Page and application data records:
━━━━━━━━━━━━━━━━━━━━

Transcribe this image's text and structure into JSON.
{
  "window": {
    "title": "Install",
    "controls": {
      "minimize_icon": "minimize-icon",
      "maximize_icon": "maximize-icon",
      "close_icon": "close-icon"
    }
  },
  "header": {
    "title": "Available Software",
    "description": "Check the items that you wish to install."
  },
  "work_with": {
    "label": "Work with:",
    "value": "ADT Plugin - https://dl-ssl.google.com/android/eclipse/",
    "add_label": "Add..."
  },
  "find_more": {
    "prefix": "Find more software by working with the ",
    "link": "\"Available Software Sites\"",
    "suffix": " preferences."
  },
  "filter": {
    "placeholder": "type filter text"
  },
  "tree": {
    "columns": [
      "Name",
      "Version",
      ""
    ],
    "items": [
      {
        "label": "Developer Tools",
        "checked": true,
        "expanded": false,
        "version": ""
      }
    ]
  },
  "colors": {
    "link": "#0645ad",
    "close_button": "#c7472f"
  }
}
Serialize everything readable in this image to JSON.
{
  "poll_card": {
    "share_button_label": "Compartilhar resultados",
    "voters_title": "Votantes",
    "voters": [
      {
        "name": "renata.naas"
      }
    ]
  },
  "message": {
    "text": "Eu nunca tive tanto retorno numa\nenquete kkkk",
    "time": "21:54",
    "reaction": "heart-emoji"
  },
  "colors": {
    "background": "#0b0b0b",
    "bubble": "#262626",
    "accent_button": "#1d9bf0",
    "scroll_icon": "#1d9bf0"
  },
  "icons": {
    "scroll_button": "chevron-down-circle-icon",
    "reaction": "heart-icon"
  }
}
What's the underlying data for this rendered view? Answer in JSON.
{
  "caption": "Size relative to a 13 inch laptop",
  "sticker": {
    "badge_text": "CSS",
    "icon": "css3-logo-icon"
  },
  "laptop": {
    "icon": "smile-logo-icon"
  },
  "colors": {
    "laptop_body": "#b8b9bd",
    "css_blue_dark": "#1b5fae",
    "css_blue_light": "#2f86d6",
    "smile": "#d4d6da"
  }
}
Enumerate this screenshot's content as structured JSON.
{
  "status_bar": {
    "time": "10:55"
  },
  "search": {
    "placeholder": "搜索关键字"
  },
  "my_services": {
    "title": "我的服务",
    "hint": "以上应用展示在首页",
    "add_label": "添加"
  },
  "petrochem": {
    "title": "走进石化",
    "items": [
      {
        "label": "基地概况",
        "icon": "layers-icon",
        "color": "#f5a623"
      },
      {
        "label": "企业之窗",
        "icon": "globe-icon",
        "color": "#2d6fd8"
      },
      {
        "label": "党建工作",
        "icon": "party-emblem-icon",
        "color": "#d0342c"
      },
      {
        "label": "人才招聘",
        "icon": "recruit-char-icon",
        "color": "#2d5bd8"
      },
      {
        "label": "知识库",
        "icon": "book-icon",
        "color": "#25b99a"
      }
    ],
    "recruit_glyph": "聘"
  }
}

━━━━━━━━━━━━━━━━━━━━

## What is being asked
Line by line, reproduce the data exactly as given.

## Task response
Transcribe this image's text and structure into JSON.
{
  "window": {
    "title": "Install",
    "controls": {
      "minimize_icon": "minimize-icon",
      "maximize_icon": "maximize-icon",
      "close_icon": "close-icon"
    }
  },
  "header": {
    "title": "Available Software",
    "description": "Check the items that you wish to install."
  },
  "work_with": {
    "label": "Work with:",
    "value": "ADT Plugin - https://dl-ssl.google.com/android/eclipse/",
    "add_label": "Add..."
  },
  "find_more": {
    "prefix": "Find more software by working with the ",
    "link": "\"Available Software Sites\"",
    "suffix": " preferences."
  },
  "filter": {
    "placeholder": "type filter text"
  },
  "tree": {
    "columns": [
      "Name",
      "Version",
      ""
    ],
    "items": [
      {
        "label": "Developer Tools",
        "checked": true,
        "expanded": false,
        "version": ""
      }
    ]
  },
  "colors": {
    "link": "#0645ad",
    "close_button": "#c7472f"
  }
}
Serialize everything readable in this image to JSON.
{
  "poll_card": {
    "share_button_label": "Compartilhar resultados",
    "voters_title": "Votantes",
    "voters": [
      {
        "name": "renata.naas"
      }
    ]
  },
  "message": {
    "text": "Eu nunca tive tanto retorno numa\nenquete kkkk",
    "time": "21:54",
    "reaction": "heart-emoji"
  },
  "colors": {
    "background": "#0b0b0b",
    "bubble": "#262626",
    "accent_button": "#1d9bf0",
    "scroll_icon": "#1d9bf0"
  },
  "icons": {
    "scroll_button": "chevron-down-circle-icon",
    "reaction": "heart-icon"
  }
}
What's the underlying data for this rendered view? Answer in JSON.
{
  "caption": "Size relative to a 13 inch laptop",
  "sticker": {
    "badge_text": "CSS",
    "icon": "css3-logo-icon"
  },
  "laptop": {
    "icon": "smile-logo-icon"
  },
  "colors": {
    "laptop_body": "#b8b9bd",
    "css_blue_dark": "#1b5fae",
    "css_blue_light": "#2f86d6",
    "smile": "#d4d6da"
  }
}
Enumerate this screenshot's content as structured JSON.
{
  "status_bar": {
    "time": "10:55"
  },
  "search": {
    "placeholder": "搜索关键字"
  },
  "my_services": {
    "title": "我的服务",
    "hint": "以上应用展示在首页",
    "add_label": "添加"
  },
  "petrochem": {
    "title": "走进石化",
    "items": [
      {
        "label": "基地概况",
        "icon": "layers-icon",
        "color": "#f5a623"
      },
      {
        "label": "企业之窗",
        "icon": "globe-icon",
        "color": "#2d6fd8"
      },
      {
        "label": "党建工作",
        "icon": "party-emblem-icon",
        "color": "#d0342c"
      },
      {
        "label": "人才招聘",
        "icon": "recruit-char-icon",
        "color": "#2d5bd8"
      },
      {
        "label": "知识库",
        "icon": "book-icon",
        "color": "#25b99a"
      }
    ],
    "recruit_glyph": "聘"
  }
}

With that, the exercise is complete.